- [ABOUT THIS TASK]
List each line of the data in which the string "more" appears.

[Data items]
========================================

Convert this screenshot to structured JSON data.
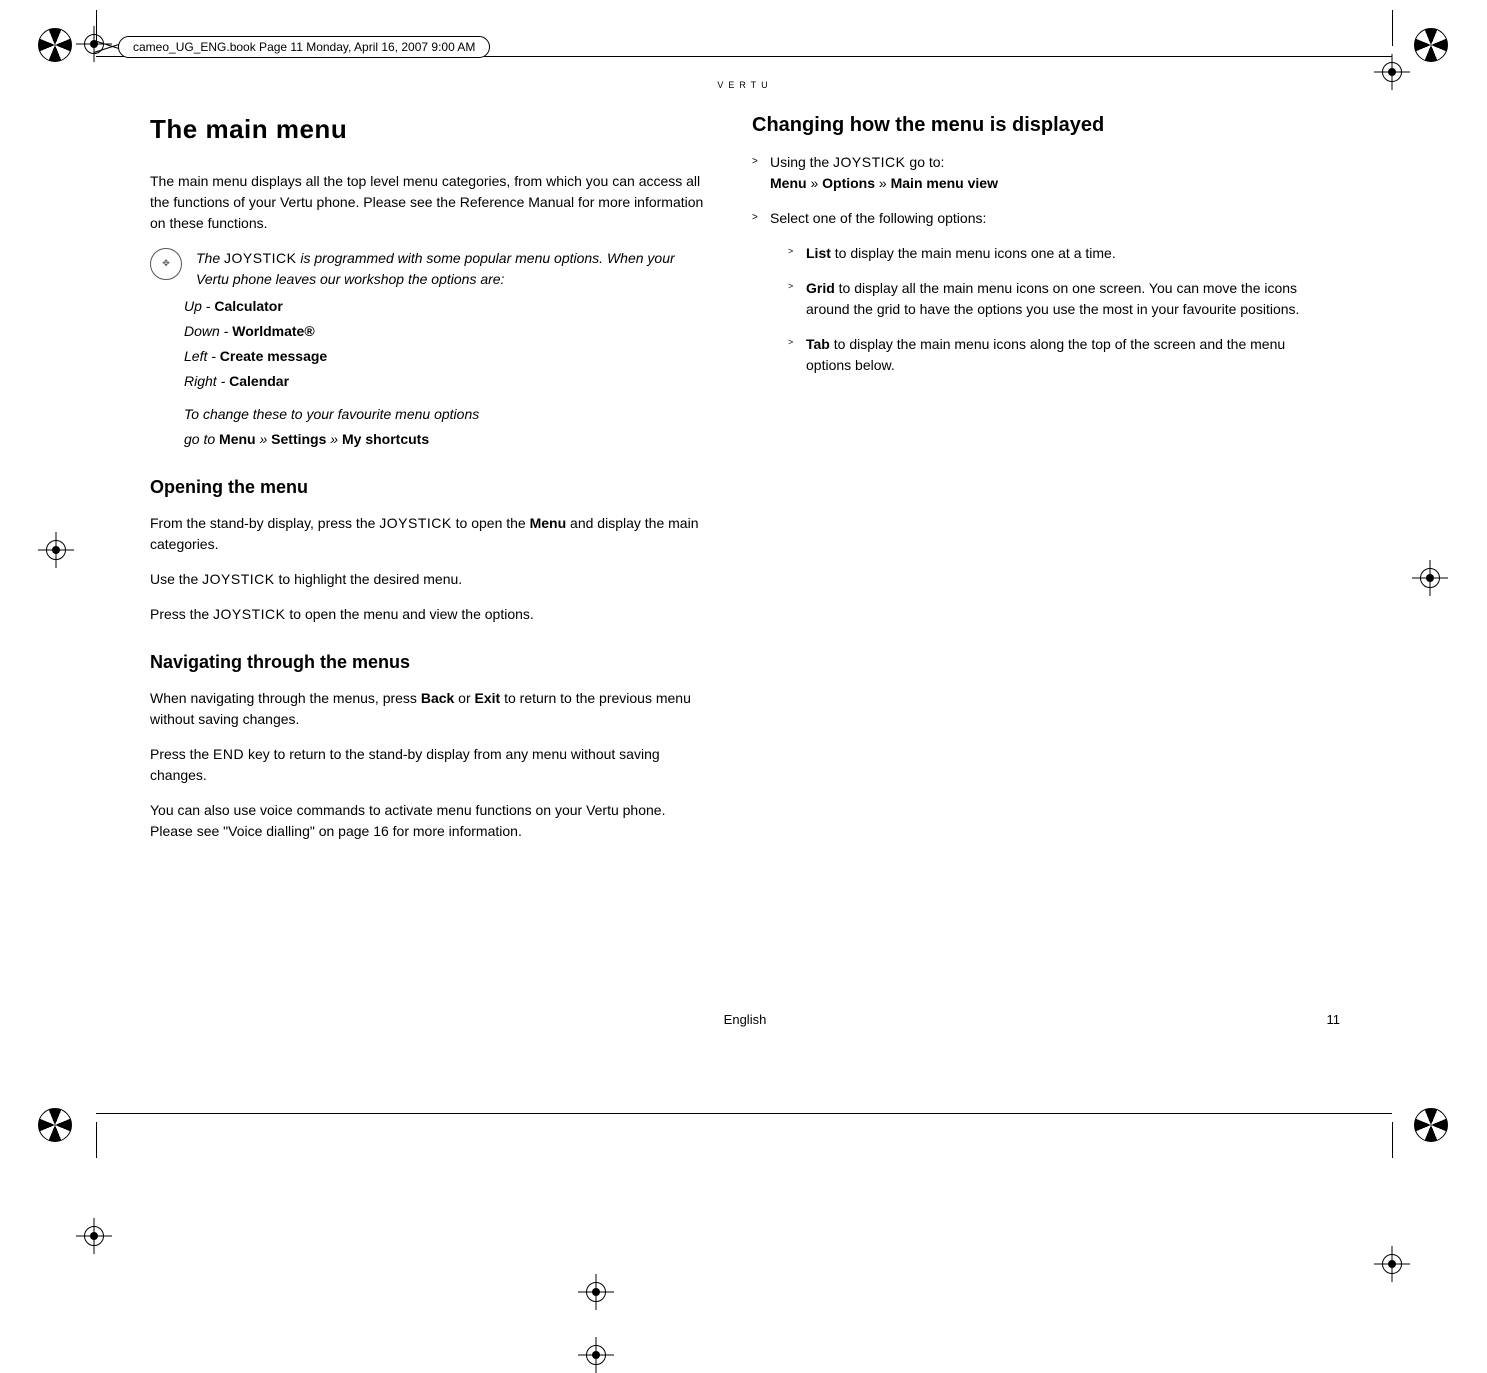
{
  "file_tag": "cameo_UG_ENG.book  Page 11  Monday, April 16, 2007  9:00 AM",
  "brand": "VERTU",
  "left": {
    "h1": "The main menu",
    "intro": "The main menu displays all the top level menu categories, from which you can access all the functions of your Vertu phone. Please see the Reference Manual for more information on these functions.",
    "note_a": "The ",
    "note_joystick": "JOYSTICK",
    "note_b": " is programmed with some popular menu options. When your Vertu phone leaves our workshop the options are:",
    "up_lbl": "Up - ",
    "up_val": "Calculator",
    "down_lbl": "Down - ",
    "down_val": "Worldmate®",
    "left_lbl": "Left - ",
    "left_val": "Create message",
    "right_lbl": "Right - ",
    "right_val": "Calendar",
    "change_a": "To change these to your favourite menu options",
    "change_b_pre": "go to ",
    "change_b_menu": "Menu",
    "sep1": " » ",
    "change_b_settings": "Settings",
    "sep2": " » ",
    "change_b_short": "My shortcuts",
    "h2_open": "Opening the menu",
    "open_p1_a": "From the stand-by display, press the ",
    "open_p1_b": " to open the ",
    "open_p1_menu": "Menu",
    "open_p1_c": " and display the main categories.",
    "open_p2_a": "Use the ",
    "open_p2_b": " to highlight the desired menu.",
    "open_p3_a": "Press the ",
    "open_p3_b": " to open the menu and view the options.",
    "h2_nav": "Navigating through the menus",
    "nav_p1_a": "When navigating through the menus, press ",
    "nav_back": "Back",
    "nav_or": " or ",
    "nav_exit": "Exit",
    "nav_p1_b": " to return to the previous menu without saving changes.",
    "nav_p2_a": "Press the ",
    "nav_end": "END",
    "nav_p2_b": " key to return to the stand-by display from any menu without saving changes.",
    "nav_p3": "You can also use voice commands to activate menu functions on your Vertu phone. Please see \"Voice dialling\" on page 16 for more information."
  },
  "right": {
    "h2": "Changing how the menu is displayed",
    "b1_a": "Using the ",
    "b1_b": " go to:",
    "b1_menu": "Menu",
    "sep1": " » ",
    "b1_opt": "Options",
    "sep2": " » ",
    "b1_view": "Main menu view",
    "b2": "Select one of the following options:",
    "s1_b": "List",
    "s1_t": " to display the main menu icons one at a time.",
    "s2_b": "Grid",
    "s2_t": " to display all the main menu icons on one screen. You can move the icons around the grid to have the options you use the most in your favourite positions.",
    "s3_b": "Tab",
    "s3_t": " to display the main menu icons along the top of the screen and the menu options below."
  },
  "joystick": "JOYSTICK",
  "footer_lang": "English",
  "footer_page": "11"
}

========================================

- [SOLUTION BELOW]
    "intro": "The main menu displays all the top level menu categories, from which you can access all the functions of your Vertu phone. Please see the Reference Manual for more information on these functions.",
    "nav_p3": "You can also use voice commands to activate menu functions on your Vertu phone. Please see \"Voice dialling\" on page 16 for more information."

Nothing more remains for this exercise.